I didn’t have much time in Chile – only 3 days to be precise.
I was taking on Macchu Pichu and the easiest entrance to South America was with Qantas, direct to Santiago from Sydney.
As usual, my plans were … fluid. When travelling alone, I like to keep it casual. I don’t book a hotel room until I arrive, usually on-line. That’s not to say that I leave everything to chance: I always have a guide-book.
Of course, there is a lot of time for reading said guide-book in a jumbo jet as it flies over the Pacific Ocean. And somewhere east of New Zealand, I read about the city of Valparaiso, and became intrigued.
Valparaiso is a port city on the west coast of Chile, only a few hours from the capital, and is UNESCO listed. So it was decided – I would head straight there on arrival. Regular bus services make the trip, and if I could muster enough Spanish to find the bus terminal (terminale – not that difficult), I should be sweet.
It was not quite as simple as I had hoped – it never is. The conductor couldn’t understand my crazy accent for even the simplest Spanish words (even the ones which were identical in both languages), but I eventually found it. I bought a ticket, and found a seat on the nearly empty, but comfortable bus.
I found a window seat and settled in. I was tired after a long flight, and just wanted to be left alone.
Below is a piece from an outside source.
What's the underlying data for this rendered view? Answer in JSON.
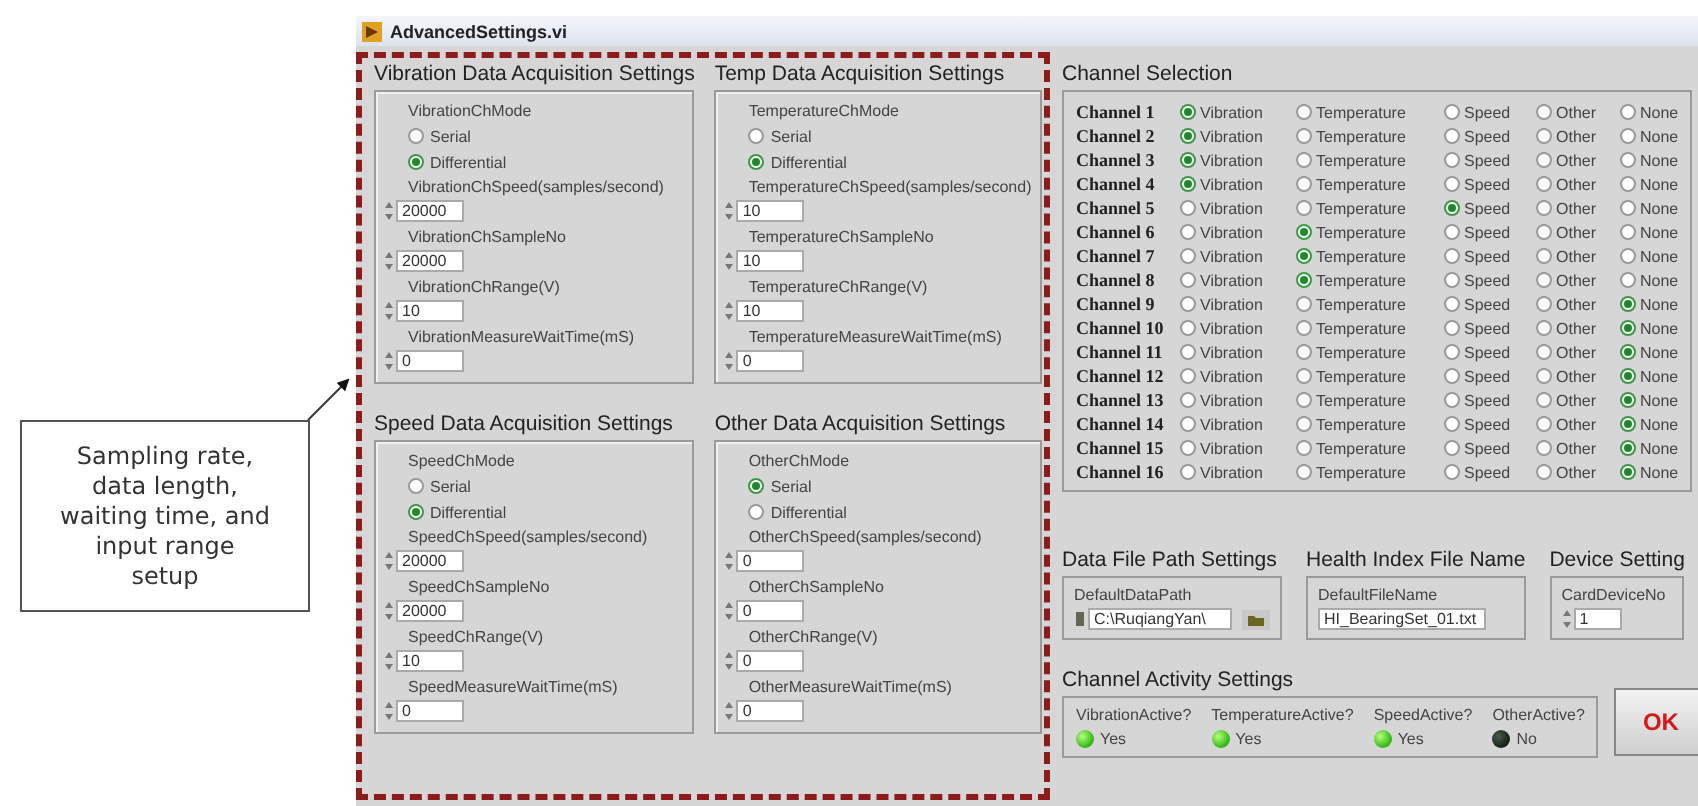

Unfortunately, the bus seats were numbered, and Chileans are scrupulous about sitting in their allotted positions, even when empty seats abounded, and I was chivvied out of my seat on more than one occasion.
The trip was only about 1-2 hours, though lovely rural countryside. Low, lush hills streaked with vineyards and huge haciendas. This is the Casablanca valley, and with a few days and a motorcycle, one could make quite the pleasant journey. Alas, I didn’t have that luxury.
Valparaiso is not like any other city I have been to. It is Chile’s most important port city, and long ago outgrew its tiny coastal plain. It had no choice but to cling like limpets to the steep surrounding hills. Like most port cities, it is deeply industrial and grimy, but has fought hard to maintain a certain charm. It will never be a town of luxury coastal resorts: that honour goes to Vina del Mar, a township only a few kilometres to the north.
By the time the bus arrived, the day was getting long. The bus terminal is on the coastal plain, not far from the docks, and a taxi would be required to find my hill-side hotel, the Ultramar, lest I require knee replacement surgery on my first day.
The taxi took any number of steep switchbacks through the narrow streets, before depositing me at my lodging, dizzy and disoriented. I could not be persuaded to say that the hotel is central: that would be a lie, but it is a lovely building, renovated beautifully, with a courtyard overlooking the ocean, serving cold beer. I was, it appeared, the only guest in residence. I had a hot shower, and fell into bed, looking forward to a day of exploring tomorrow.
(Next week: Valparaiso: a city of ascensors and stray dogs)